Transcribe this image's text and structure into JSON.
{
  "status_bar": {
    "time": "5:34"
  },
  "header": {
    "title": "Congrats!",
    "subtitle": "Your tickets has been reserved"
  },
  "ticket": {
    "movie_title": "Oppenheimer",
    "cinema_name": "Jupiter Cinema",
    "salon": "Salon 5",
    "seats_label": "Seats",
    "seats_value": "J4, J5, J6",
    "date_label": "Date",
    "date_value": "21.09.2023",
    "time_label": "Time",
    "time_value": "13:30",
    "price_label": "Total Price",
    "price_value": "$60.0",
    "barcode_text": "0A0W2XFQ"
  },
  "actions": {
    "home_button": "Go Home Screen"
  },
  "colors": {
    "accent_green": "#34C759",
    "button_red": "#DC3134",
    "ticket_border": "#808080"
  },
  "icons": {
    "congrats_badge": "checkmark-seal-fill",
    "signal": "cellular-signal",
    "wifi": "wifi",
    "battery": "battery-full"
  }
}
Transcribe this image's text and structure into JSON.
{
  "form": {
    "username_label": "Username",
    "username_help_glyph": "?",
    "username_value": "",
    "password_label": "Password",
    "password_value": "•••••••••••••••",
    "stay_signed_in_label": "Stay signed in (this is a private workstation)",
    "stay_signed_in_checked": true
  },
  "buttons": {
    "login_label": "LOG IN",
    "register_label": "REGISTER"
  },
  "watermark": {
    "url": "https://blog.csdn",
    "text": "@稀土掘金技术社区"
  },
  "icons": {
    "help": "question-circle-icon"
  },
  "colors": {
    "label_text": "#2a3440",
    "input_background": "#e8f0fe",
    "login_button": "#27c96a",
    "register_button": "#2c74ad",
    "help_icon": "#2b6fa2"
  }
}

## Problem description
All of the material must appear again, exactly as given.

## Answer section
Transcribe this image's text and structure into JSON.
{
  "status_bar": {
    "time": "5:34"
  },
  "header": {
    "title": "Congrats!",
    "subtitle": "Your tickets has been reserved"
  },
  "ticket": {
    "movie_title": "Oppenheimer",
    "cinema_name": "Jupiter Cinema",
    "salon": "Salon 5",
    "seats_label": "Seats",
    "seats_value": "J4, J5, J6",
    "date_label": "Date",
    "date_value": "21.09.2023",
    "time_label": "Time",
    "time_value": "13:30",
    "price_label": "Total Price",
    "price_value": "$60.0",
    "barcode_text": "0A0W2XFQ"
  },
  "actions": {
    "home_button": "Go Home Screen"
  },
  "colors": {
    "accent_green": "#34C759",
    "button_red": "#DC3134",
    "ticket_border": "#808080"
  },
  "icons": {
    "congrats_badge": "checkmark-seal-fill",
    "signal": "cellular-signal",
    "wifi": "wifi",
    "battery": "battery-full"
  }
}
Transcribe this image's text and structure into JSON.
{
  "form": {
    "username_label": "Username",
    "username_help_glyph": "?",
    "username_value": "",
    "password_label": "Password",
    "password_value": "•••••••••••••••",
    "stay_signed_in_label": "Stay signed in (this is a private workstation)",
    "stay_signed_in_checked": true
  },
  "buttons": {
    "login_label": "LOG IN",
    "register_label": "REGISTER"
  },
  "watermark": {
    "url": "https://blog.csdn",
    "text": "@稀土掘金技术社区"
  },
  "icons": {
    "help": "question-circle-icon"
  },
  "colors": {
    "label_text": "#2a3440",
    "input_background": "#e8f0fe",
    "login_button": "#27c96a",
    "register_button": "#2c74ad",
    "help_icon": "#2b6fa2"
  }
}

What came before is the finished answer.